22.Subsequent to the above decision, a lot of emerging jurisprudence has come to the fore on the question of these so called mandatory sentences in other offences other than murder.
23.For instance, in Fappyton Mutuku Ngui vs Republic  eKLR the court directed the trial court to rehear the Applicant’s sentence on grounds that following the decision in the Muruatetu case several decisions have been made by various courts wherein minimum sentences imposed have been tampered with as a result.
24.The court in Hashon Bundi Gitonga vs Republic  eKLR held that minimum sentence portends real possibility of a harsher or excessive sentence being imposed on an individual who would after mitigation be entitled to a lesser sentence. That therein lays prejudice.
25.From the foregoing, it is indeed correct to state that by prescribing mandatory sentences, the Narcotic Drugs and Psychotropic Substances Act takes away a court’s discretion to impose a sentence it considers appropriate in any given circumstances.
26.In this case The Appellant in mitigation told court that
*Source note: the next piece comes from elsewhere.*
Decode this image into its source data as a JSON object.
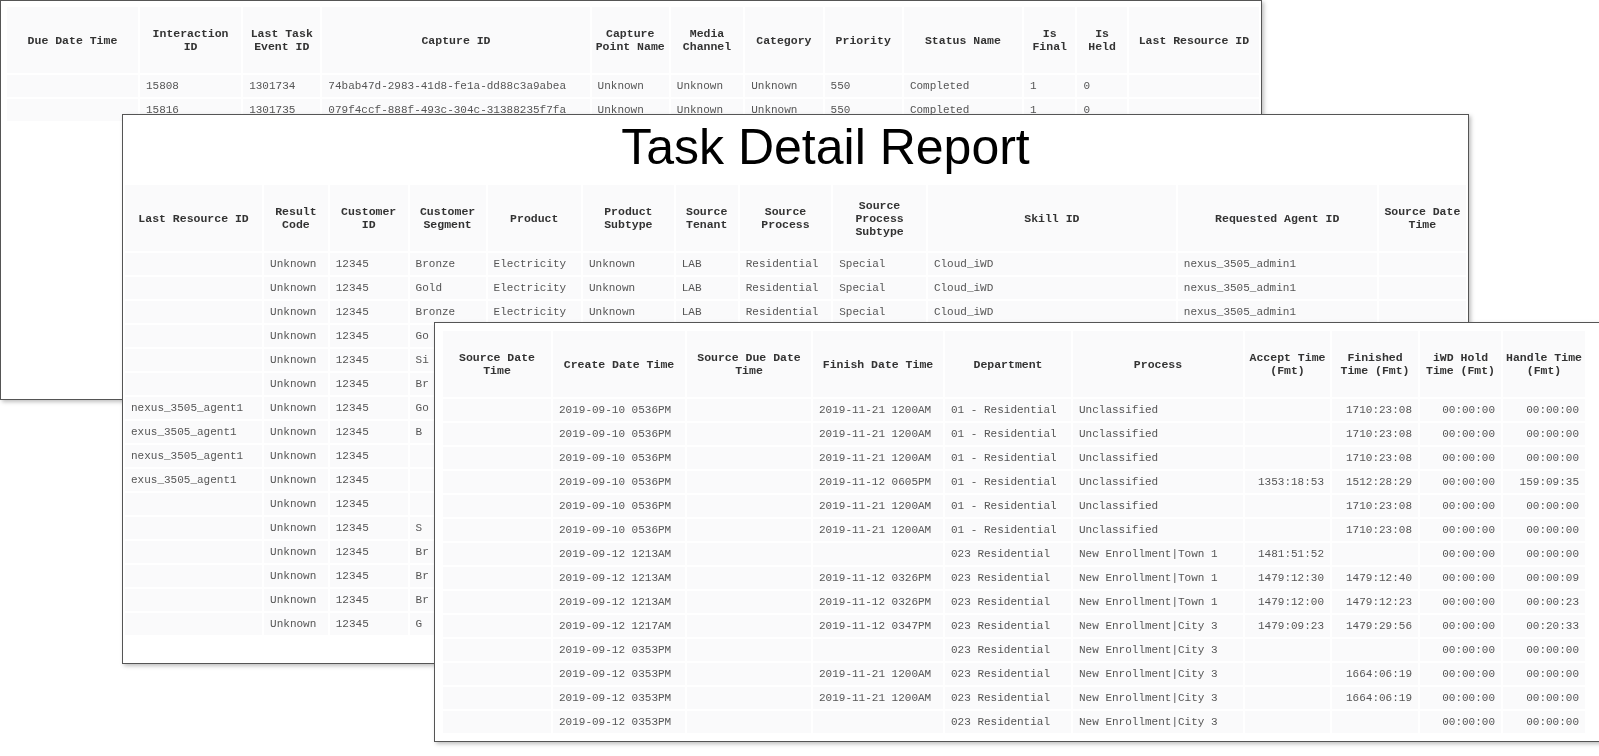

27.In sentencing the Applicant I had stated that: -
28.It is clear that in meting out the sentence as required by the Act, the court did not exercise a discretion as the assumption that no such discretion existed . Now it is settled that even where the so called mandatory sentences are prescribed, the court has a discretion to mete out any other sentence that it deems fit and just in the circumstances.
29.Flowing from the above, I have considered the above mitigation and also the fact there was no evidence that the Appellant was a repeat offender.
30.The Applicant stated that he had undertaken rehabilitative programmes while in prison however he did not attach any documentary evidence in support of his case.
31.I have also considered that there were no aggravating circumstances in this case. The drugs did not find their way to the streets and they were destroyed after 14 days from the date of sentencing.
32.Therefore, I proceed to order that the sentence of life imprisonment imposed on 26th September,2014 is hereby set aside and resentence the applicant to 15 years imprisonment. The sentence will run from the date the applicant was first remanded in lawful custody i.e. 11th July,2013.